This opinion will be unpublished and

may not be cited except as provided by

Minn. Stat. § 480A.08, subd. 3 (1998).




James Douglas Weiland, petitioner,



Commissioner of Public Safety,


Filed July 27, 1999


Peterson, Judge

Wright County District Court

File No. C3982097

Kenneth M. Bottema, 3001 Hennepin Avenue South, Suite 309B, Minneapolis, MN 55408 (for appellant)

Mike Hatch, Attorney General, Sheila M. Fitzgerald, Assistant Attorney General, 525 Park Street, Suite 200, St. Paul, MN 55103-2106 (for respondent)

Considered and decided by Short, Presiding Judge, Peterson, Judge, and Shumaker, Judge.

U N P U B L I S H E D   O P I N I O N


In this appeal from an order sustaining the revocation of his driver's license, appellant James Douglas Weiland argues that the district court erred because police lacked sufficient cause to stop his van, and, therefore, the stop violated his constitutional right to be free from unreasonable searches and seizures. We affirm.


At about 10:20 p.m. on July 17, 1998, deputy sheriff Brian Johnson investigated a report of gunshots fired near Linden and Maple Streets in the city of Rockford. Two witnesses told Johnson that they heard gunshots. Johnson looked around the wooded area for five or ten minutes. As Johnson left the woods, he saw a man get into a white van and drive away. Johnson followed the van to a nearby mobile home park and stopped the driver, James Weiland. During the stop, Johnson determined that Weiland was under the influence of alcohol and arrested him for DWI. Weiland's driver's license was revoked pursuant to the implied consent law, Minn. Stat. § 169.123, subd. 2 (1998). Following a judicial review hearing, the district court sustained the revocation.


The district court did not issue any written findings. It simply entered an order sustaining the revocation of Weiland's license. Because Johnson was the only witness at the hearing, it appears that the district court accepted Johnson's version of the events. Where the district court credits the testimony of the arresting officer and facts are not significantly in dispute, this court's review simply involves an analysis of the officer's testimony to "determine whether, as a matter of law, his observations provided an adequate basis for the stop." Berge v. Commissioner of Pub. Safety, 374 N.W.2d 730, 732 (Minn. 1985).

In determining the validity of an investigative stop, this court examines the totality of the circumstances, giving due regard to an officer's training and experience in law enforcement. State v. Kvam, 336 N.W.2d 525, 528 (Minn. 1983) (citing United States v. Cortez, 449 U.S. 411, 418, 101 S. Ct. 690, 695 (1981)). The totality of the circumstances includes:

the officer's general knowledge and experience, the officer's personal observations, information the officer has received from other sources, the nature of the offense suspected, the time, the location, and anything else that is relevant.

Appelgate v. Commissioner of Pub. Safety, 402 N.W.2d 106, 108 (Minn. 1987).

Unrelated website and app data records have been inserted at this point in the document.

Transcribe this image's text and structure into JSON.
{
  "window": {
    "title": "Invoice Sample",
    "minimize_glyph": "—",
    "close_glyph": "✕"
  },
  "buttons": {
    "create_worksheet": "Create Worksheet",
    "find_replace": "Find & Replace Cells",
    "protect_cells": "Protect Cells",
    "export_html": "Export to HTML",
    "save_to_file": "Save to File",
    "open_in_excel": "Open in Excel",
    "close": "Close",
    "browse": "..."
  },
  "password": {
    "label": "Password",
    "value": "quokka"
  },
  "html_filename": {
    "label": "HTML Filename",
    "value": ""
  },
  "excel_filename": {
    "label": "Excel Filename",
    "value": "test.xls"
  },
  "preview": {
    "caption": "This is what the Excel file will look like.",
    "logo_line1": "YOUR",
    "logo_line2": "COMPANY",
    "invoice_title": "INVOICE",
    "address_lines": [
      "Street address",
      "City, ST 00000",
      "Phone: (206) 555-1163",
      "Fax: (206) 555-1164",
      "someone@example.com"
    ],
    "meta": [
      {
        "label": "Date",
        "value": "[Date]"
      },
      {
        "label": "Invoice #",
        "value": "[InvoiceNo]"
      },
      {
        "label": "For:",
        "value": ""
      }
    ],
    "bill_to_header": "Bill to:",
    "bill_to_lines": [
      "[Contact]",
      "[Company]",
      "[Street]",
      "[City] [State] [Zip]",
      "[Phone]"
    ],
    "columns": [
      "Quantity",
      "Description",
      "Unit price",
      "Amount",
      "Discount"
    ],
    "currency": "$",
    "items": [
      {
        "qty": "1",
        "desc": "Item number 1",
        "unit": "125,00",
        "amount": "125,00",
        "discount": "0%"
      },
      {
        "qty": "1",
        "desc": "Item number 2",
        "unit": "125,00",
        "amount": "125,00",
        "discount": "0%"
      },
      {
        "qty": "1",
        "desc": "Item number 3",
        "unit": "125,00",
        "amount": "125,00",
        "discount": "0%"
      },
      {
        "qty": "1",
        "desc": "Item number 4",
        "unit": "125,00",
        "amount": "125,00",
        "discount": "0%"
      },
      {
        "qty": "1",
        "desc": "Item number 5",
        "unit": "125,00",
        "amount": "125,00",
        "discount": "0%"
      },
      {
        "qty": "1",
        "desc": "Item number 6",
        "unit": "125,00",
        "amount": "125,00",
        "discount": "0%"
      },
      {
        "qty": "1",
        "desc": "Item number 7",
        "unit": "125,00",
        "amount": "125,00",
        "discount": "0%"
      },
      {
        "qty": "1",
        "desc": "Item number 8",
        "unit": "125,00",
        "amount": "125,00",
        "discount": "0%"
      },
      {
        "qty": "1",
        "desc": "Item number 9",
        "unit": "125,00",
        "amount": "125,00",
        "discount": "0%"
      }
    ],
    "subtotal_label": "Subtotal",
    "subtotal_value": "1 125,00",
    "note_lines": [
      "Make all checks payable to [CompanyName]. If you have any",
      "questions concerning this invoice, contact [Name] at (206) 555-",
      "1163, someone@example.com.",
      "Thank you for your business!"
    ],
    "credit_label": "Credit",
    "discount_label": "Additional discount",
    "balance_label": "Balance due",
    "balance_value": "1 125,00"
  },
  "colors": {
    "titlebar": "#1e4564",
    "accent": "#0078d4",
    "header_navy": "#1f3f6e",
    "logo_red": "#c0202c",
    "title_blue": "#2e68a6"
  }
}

Peace officers are allowed to make deductions and draw inferences "that might well elude an untrained person." Berge, 374 N.W.2d at 732 (quoting Cortez, 449 U.S. at 418, 101 S. Ct. at 695). Nevertheless, the officer must have "objective support for his belief that the person is involved in criminal activity." State v. George, 557 N.W.2d 575, 578 (Minn. 1997).

A constitutionally valid stop requires that the law enforcement officer have a "particularized and objective" suspicion that the person stopped may have been engaged in criminal activity. Berge, 374 N.W.2d at 732 (quoting Cortez, 449 U.S. at 417-18, 101 S. Ct. at 694-95).

Weiland argues that Johnson lacked sufficient articulable grounds to form a reasonable belief that he was engaged in criminal activity when he was stopped. He concludes, therefore, that the evidence obtained as a result of the stop, which provided the basis for revoking his license, was inadmissible, and the district court erred by sustaining the license revocation. We disagree.

Johnson testified that the area where the shots were believed to have been fired is known for its juvenile criminal activity; that he had received several calls dealing with this particular area in the two weeks before this incident; that it is rare to see vehicles in the fenced-in area where the van was parked; that the van was close to the area where the witnesses reported hearing the gunshots; and that a short amount of time passed between the report of shots being fired and his observations of appellant.

Under the totality of these circumstances, Johnson's observations provided an adequate basis for the stop. Johnson articulated a particularized, objective basis for suspecting that Weiland may have been involved in the shots-fired incident that Johnson was investigating. See Thomeczek v. Commissioner of Pub. Safety, 364 N.W.2d 471, 472 (Minn. App. 1985) (holding investigatory stop justified where officer observed vehicle legally parked late at night in area of residential construction where burglary, vandalism, or theft might occur); State v. Moffatt, 450 N.W.2d 116, 119 (Minn. 1990) (stop of only vehicle near vicinity of reported burglary valid even though no description of suspect's vehicle).